It’s a photo — and a lunch — that I’ll always treasure.
Father Vince Huber, AVI, is in the center of the picture and to the right is Father Tom Dolezal. I would never have guessed that just a few weeks later, on Jan. 1, Tom would die. You can see his full obituary on page 3 of this issue.
He looks so good in the photo. And he regaled us during the meal with stories of the pastors (read, “characters”) he served under in his early priesthood, as well as his thoughts and impressions of today’s church.
He was sporting a full beard and looked every bit, as Father Frank Burger would say, “like a cross between Grizzly Adams and St. John the Baptist.”
At one point, the conversation moved to his health and I told Tom of a meme that said life rolls along smoothly until you hit your 50s and 60s, then your “check engine” light comes on.
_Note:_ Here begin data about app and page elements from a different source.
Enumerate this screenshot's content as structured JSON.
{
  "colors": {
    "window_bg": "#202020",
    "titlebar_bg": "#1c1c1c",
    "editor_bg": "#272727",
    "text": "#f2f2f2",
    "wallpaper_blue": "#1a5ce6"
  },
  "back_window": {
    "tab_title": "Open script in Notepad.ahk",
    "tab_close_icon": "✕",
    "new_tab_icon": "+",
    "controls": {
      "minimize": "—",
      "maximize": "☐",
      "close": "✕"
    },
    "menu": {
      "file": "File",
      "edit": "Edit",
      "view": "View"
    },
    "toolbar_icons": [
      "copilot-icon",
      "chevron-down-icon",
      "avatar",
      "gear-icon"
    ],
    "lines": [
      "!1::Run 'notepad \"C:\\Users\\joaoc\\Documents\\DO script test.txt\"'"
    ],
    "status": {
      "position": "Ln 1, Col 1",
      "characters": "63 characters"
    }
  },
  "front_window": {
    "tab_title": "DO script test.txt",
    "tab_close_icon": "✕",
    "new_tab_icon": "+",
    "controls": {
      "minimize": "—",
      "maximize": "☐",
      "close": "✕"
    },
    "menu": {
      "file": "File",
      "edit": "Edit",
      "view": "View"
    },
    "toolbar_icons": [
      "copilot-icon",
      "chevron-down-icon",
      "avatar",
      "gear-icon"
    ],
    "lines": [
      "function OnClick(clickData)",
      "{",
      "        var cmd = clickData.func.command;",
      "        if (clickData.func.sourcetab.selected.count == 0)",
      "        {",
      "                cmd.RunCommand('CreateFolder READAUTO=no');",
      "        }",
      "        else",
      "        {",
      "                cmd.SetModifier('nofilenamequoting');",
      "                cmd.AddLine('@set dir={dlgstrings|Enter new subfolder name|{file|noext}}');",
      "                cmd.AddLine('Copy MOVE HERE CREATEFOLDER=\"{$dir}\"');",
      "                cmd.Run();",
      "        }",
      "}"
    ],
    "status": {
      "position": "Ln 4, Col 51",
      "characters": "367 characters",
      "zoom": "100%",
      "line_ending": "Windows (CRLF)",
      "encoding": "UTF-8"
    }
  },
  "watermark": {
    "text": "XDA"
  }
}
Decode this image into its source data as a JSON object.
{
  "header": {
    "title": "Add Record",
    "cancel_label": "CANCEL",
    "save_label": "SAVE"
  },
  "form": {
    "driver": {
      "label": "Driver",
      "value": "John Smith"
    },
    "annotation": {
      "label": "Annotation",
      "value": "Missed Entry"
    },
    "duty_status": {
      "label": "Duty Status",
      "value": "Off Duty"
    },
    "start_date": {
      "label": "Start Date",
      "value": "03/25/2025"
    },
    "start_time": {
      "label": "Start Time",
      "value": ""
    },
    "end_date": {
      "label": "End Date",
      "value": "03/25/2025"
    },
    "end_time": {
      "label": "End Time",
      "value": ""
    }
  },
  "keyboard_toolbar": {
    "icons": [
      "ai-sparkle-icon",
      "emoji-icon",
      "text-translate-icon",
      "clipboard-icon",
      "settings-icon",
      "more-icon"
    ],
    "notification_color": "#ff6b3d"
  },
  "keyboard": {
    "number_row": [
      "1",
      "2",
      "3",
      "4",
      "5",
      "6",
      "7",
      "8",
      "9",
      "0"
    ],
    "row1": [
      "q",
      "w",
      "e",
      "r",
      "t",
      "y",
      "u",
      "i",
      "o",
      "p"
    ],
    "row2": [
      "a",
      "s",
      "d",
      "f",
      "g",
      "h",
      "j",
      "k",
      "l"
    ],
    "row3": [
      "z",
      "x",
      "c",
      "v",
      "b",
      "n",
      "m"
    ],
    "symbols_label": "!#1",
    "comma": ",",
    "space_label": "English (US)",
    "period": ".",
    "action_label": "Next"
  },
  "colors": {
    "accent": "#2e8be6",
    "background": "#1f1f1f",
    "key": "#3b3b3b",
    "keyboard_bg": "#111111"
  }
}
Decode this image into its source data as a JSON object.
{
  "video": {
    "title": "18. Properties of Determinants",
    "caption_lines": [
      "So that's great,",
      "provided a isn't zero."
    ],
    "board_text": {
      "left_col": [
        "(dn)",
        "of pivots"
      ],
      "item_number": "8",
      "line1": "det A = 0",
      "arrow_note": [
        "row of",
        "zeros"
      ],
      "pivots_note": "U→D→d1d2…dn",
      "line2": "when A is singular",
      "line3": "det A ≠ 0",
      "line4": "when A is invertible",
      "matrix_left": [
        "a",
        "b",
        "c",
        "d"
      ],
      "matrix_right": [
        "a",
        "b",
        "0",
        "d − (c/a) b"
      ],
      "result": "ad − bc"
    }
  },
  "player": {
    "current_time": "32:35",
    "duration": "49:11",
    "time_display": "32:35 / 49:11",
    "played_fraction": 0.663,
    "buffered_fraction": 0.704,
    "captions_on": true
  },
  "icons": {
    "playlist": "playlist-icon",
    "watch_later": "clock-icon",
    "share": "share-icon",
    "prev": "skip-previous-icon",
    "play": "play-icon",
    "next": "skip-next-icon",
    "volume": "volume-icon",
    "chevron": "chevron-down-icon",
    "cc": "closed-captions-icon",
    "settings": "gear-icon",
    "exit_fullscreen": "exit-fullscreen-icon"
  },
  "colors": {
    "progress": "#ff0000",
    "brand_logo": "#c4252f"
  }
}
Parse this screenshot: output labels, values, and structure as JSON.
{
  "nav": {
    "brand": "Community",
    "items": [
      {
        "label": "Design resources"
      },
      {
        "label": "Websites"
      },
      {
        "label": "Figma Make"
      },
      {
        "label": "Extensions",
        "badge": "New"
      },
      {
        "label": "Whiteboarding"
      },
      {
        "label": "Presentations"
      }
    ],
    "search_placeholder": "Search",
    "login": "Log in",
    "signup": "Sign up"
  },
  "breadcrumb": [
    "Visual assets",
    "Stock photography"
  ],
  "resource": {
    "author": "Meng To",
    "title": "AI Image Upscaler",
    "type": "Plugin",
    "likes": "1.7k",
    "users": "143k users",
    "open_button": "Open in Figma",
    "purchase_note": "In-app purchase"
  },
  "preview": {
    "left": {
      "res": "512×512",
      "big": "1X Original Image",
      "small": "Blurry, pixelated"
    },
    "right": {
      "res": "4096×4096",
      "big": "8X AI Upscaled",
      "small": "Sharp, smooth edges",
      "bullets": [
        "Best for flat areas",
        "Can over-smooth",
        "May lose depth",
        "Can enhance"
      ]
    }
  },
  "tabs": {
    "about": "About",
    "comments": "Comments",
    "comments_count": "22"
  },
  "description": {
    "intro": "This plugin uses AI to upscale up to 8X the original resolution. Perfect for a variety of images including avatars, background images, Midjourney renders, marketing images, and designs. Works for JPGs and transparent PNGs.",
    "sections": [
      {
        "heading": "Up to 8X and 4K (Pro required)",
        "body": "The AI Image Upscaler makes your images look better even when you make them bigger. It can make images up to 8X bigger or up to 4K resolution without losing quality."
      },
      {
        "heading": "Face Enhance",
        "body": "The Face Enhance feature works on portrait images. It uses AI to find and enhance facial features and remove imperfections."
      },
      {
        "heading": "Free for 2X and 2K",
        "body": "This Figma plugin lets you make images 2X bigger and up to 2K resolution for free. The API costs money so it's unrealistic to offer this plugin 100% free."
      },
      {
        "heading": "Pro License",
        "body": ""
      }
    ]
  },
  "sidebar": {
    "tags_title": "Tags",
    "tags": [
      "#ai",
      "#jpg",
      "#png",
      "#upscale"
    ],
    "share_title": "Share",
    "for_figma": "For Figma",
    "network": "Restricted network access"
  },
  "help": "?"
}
He said that his “check engine” light came on when he hit 70 . . . and stayed on.
Tom’s death reminded me of one of my New Year’s resolutions: to not waste the opportunities that come my way. Here’s a great story that illustrates what I mean:
Many years ago, two friends took a ride out into the country. They drove off the main road and through groves of trees to a large uninhabited tract of land. There was not much there apart from a couple of horses and a few old shacks. Walter, one of the friends, started to describe in vivid detail to his friend Arthur all that he was going to build there. He invited Arthur to get in on this project on the ground floor.
But Arthur thought to himself: Who in the world is going to drive 25 miles to get to this crazy place? The logistics of the venture were staggering.
Walter explained to his friend, “I can handle the main project myself. But it will take all my money. But the land bordering it, where we’re standing now, will, in just a couple of years, be jammed with hotels and restaurants and convention halls to accommodate the people who will come to spend their entire vacation here in my park.
“I want you to have the first chance at the surrounding acreage, because in the next five years, it will increase in value several hundred times.”
Arthur knew that his friend was wrong but wanted to let him down easy. So he said that unfortunately money was tight and he’d look into the whole thing a little later on.
“Later on will be too late,” said Walter. “You’d better move on it right now.”
And that’s how Art Linkletter turned down the opportunity to buy up all the land that surrounded what was to become Disneyland. His friend, Walt Disney, tried to talk him into it, but Art thought he was crazy. (Found in “Illustrations Unlimited,” edited by James S. Hewett.)
A common theme in my funeral homilies is to encourage the congregation to make time in their busy lives to visit family and friends. Time seems to pass so quickly, and so often we let this treasured opportunity pass by and never act on our promises “to get together soon.”
And while phone calls, emails and text messages are better than nothing, you honestly can’t replace being with the people you care about IRL — in real life.
I would not trade that November birthday lunch for a mountain of riches. The Leaven lost a very good friend in Tom Dolezal. The jacket he wore to lunch even had The Leaven logo on it. It was a gift we gave him years ago when he built and maintained our first Leaven website.
Tom, I trust that you’re now in the gentle hands of Jesus, where you’ll never have to worry about that “check engine” light again.
Rest in peace, my friend.